It is well known that China has both an authoritarian government and a tremendous environmental challenge. Less widely recognized, at least outside the community of Asian Studies scholars, is that over the last three decades the Chinese central government has pushed, albeit with varying degrees of enthusiasm, to establish a stronger and more comprehensive legal system. Rachel Stern’s important new book examines the relationship among these three elements: authoritarianism, pollution, and the legal system. Seeking to tease out how the three influence one another, Stern offers a succinct, insightful analysis of the role of environmental litigation in China. Based on extensive field research in China involving more than 170 interviews and the review of dozens of environmental legal cases, Stern’s work is a highly engaging portrayal of the legal system in action that simultaneously addresses questions of fundamental importance to Chinese politics and environmental protection. While scholars and graduate students are the book’s main audience, the cogent prose and deft use of examples make this book accessible to a far wider range of readers than the typical academic study. Upper-level undergraduate students and those with a general interest in China or law and society will find this book a valuable read.
Stern’s book starts with an important observation: China is a country of contradictions and conflicting aspirations. It is, for example, a communist country instituting capitalist reforms and a one-party political system in which there are nominally democratic experiments such village elections. Most relevant to Stern’s work, China’s leaders are seeking to gain the economic and social benefits of a strong legal system while simultaneously maintaining the Communist Party’s monopoly on political power. The central government is also aiming to protect the environment and avoid the social instability that widespread pollution causes, without sacrificing its primary mission of promoting economic growth. As Stern documents admirably, these contradictions lead to ambiguity and mixed signals from the political leadership about the value of public litigation. This ambiguity means that lawyers, judges, citizens, and activists have to tread lightly when considering environmental legal cases, but it also opens up space for innovation and experimentation in using the court system as a tool for environmental protection. This potential for innovation raises three vital questions, which are the focus of Stern’s book. To what extent does the legal system offer a viable option for addressing China’s significant and growing pollution challenge? How useful is the law to Chinese citizens seeking to resolve environmental disputes? To what extent is the development of environmental litigation, and, more broadly, public interest law, changing the Chinese political system?

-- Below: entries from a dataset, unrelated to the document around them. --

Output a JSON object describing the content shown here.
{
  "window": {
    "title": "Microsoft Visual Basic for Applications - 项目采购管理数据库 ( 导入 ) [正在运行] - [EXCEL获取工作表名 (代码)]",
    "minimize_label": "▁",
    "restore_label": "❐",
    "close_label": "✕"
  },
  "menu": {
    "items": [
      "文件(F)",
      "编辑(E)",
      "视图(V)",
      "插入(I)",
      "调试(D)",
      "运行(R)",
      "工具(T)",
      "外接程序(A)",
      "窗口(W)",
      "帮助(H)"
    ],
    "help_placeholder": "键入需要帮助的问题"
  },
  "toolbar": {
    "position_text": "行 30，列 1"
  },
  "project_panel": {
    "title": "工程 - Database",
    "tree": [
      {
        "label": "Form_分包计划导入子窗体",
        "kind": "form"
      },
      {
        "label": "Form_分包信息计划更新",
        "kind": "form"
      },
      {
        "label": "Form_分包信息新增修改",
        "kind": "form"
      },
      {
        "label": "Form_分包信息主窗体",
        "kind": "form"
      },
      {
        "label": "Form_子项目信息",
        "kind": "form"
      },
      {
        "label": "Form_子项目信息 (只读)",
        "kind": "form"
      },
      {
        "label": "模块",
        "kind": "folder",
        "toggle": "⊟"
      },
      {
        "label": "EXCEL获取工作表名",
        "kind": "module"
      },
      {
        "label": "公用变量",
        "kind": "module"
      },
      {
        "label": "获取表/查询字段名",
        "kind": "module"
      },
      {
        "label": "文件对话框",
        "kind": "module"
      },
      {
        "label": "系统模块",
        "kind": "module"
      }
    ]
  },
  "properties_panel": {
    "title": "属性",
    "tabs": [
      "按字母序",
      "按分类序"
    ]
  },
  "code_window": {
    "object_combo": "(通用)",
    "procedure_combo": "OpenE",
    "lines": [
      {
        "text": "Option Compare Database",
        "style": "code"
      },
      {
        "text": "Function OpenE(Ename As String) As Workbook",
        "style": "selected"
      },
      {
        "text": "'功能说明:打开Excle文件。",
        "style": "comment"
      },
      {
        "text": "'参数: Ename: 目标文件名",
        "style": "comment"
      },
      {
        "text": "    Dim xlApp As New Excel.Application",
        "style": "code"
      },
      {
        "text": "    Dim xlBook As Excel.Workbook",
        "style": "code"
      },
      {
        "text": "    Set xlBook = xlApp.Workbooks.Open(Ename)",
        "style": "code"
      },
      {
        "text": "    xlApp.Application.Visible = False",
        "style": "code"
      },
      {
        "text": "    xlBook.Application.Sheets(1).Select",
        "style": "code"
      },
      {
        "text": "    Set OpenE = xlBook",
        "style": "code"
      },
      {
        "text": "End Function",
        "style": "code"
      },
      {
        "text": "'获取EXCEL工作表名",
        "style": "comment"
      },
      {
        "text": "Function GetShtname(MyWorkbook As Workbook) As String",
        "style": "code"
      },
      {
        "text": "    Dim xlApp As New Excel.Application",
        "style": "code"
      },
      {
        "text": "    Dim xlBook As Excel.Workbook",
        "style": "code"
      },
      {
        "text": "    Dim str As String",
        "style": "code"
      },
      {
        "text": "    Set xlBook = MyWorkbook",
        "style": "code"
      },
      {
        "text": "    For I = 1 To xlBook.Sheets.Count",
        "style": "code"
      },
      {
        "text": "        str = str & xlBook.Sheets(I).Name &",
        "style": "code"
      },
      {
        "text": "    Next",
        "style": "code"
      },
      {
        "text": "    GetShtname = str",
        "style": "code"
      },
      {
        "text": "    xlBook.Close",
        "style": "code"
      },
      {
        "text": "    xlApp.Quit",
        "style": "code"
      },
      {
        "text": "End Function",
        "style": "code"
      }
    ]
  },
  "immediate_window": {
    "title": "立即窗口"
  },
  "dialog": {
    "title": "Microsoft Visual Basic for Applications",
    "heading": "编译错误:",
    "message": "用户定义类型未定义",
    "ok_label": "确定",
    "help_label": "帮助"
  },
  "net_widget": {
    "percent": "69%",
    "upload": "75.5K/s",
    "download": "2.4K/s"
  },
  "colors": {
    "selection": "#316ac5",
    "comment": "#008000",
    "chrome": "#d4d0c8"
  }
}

Her answers to each of these questions, which she addresses in seven empirical chapters, tend toward the pessimistic end of the spectrum. Despite the rapid expansion of China’s environmental law, and its legal system more broadly, the law is a tool with only a limited ability to protect citizens or the environment. In fact, Stern’s book leaves the impression that it is a minor miracle that any environmental dispute is ever resolved within the Chinese court system. In impressive detail, she analyzes a seemingly endless set of barriers that prevent Chinese citizens and activists from using the courts to address grievances and promote environmental protection. For instance, would-be plaintiffs have only three years from the initial discovery of a pollution-related loss to file a claim. The time they spend petitioning the local government or seeking administrative solutions, which is inevitably their first choice, counts toward the three-year limit. Moreover, there are few lawyers who specialize in environmental cases. Most lawyers that take a pollution compensation case are “occasional dabblers” (p. 176). Lawyers will often be reluctant to take cases that are unprofitable, challenge local power holders, are politically sensitive, or involve significant legwork. Both lawyers and plaintiffs often are subject to intimidation tactics by local officials or factory owners. These tactics range from the more mundane, such as government officials dropping by a plaintiff’s house uninvited and helping themselves to food, to the actual use of physical violence by local thugs.
Even if a pollution victim can find a lawyer, judges routinely refuse cases, often without offering an explanation (although one is required). Rejection may be the result of a direct order from higher courts, simple cautiousness on the part of the local court, or an attempt to shield a factory deemed important to the local economy. Collective lawsuits are often broken up into individual cases (in order to maximize court fees or undermine collective action). Litigation fees, which must be paid upfront to the court, also inhibit prospective plaintiffs. And although China received more than a half-billion dollars in foreign aid during the first decade of the twenty-first century, international donors are reluctant to give aid that directly supports environmental litigation. Rather, they tend to offer “soft support” in the form of legal training, some of which Stern indicates is of mixed value to the recipients.
Given the costs and risks associated with litigation, it is hardly surprising that more than 99 percent of environmental disputes never make it into a court room. Yet even when a case makes it to court and pollution victims win, there are limits to victory. In one of China’s most well-known success stories, a chemical plant deemed to have harmed the local environment and health of citizens was ordered by a court to “stop the infringement,” a vague and virtually unenforceable order that did not lead to a significant change in the company’s pollution abatement practices. The more than 1,700 plaintiffs were awarded less than 2 percent of the compensation they requested.
Despite these challenges, however, the courts yield an occasional, important victory for pollution victims and environmental protection. And the expansion of environmental litigation is not without influence on the political system. In some cases judges, lawyers, and activists have used the legal system to push the boundaries of the politically permissible. For example, more than sixty jurisdictions have established environmental courts, some of which have allowed social organizations or the government to sue polluters on behalf of the public. Successful policy innovations or lawsuits have spurred imitation or legitimated new practices such as the increased use of rights language. While experiments such as these have not fundamentally altered the Chinese political or legal systems, or tipped the balance in favor of environmental protection over economic growth, they may plant seeds of change. The bottom line is that, while courts are not the answer to China’s environmental problems, the environmental legal system is an important arena of modest innovation and cautious experimentation.